From the records, pick out and copy each line containing "JSON".

#### DATA IN THIS EXERCISE ####

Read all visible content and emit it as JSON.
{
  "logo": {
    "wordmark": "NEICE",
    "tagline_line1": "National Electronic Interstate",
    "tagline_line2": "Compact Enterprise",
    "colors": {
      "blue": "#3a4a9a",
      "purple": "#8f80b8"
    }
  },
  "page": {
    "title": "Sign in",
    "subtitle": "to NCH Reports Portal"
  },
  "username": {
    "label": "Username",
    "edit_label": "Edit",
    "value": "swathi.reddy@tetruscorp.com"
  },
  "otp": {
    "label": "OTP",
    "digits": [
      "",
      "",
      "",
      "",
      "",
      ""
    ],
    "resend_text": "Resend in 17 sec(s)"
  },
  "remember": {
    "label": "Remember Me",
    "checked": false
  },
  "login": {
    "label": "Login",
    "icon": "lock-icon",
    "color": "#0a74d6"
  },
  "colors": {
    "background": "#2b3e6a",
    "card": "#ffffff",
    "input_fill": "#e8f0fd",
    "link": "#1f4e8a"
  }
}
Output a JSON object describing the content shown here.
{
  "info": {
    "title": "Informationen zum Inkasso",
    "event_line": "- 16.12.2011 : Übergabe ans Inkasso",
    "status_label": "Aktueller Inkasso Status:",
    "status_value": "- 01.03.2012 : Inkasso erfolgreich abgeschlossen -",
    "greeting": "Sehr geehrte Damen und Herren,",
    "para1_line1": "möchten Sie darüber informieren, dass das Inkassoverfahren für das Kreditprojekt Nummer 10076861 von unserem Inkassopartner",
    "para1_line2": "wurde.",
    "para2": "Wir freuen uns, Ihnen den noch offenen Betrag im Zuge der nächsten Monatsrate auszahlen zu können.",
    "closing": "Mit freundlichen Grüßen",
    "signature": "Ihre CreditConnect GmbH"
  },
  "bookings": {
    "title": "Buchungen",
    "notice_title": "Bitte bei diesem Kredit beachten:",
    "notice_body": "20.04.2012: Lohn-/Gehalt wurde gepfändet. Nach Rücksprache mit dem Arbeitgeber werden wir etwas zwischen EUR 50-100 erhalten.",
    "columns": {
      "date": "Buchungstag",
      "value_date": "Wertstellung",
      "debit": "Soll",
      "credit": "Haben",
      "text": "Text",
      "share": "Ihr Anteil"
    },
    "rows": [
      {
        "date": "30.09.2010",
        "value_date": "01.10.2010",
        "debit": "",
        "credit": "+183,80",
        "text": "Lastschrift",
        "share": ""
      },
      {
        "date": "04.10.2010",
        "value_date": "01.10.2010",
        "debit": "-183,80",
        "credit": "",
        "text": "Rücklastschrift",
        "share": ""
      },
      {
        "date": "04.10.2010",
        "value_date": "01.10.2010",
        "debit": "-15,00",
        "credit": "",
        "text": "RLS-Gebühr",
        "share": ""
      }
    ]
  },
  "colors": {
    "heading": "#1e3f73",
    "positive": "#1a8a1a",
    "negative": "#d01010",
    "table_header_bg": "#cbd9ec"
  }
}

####

→ **FINISHED EXERCISE**:
Read all visible content and emit it as JSON.
Output a JSON object describing the content shown here.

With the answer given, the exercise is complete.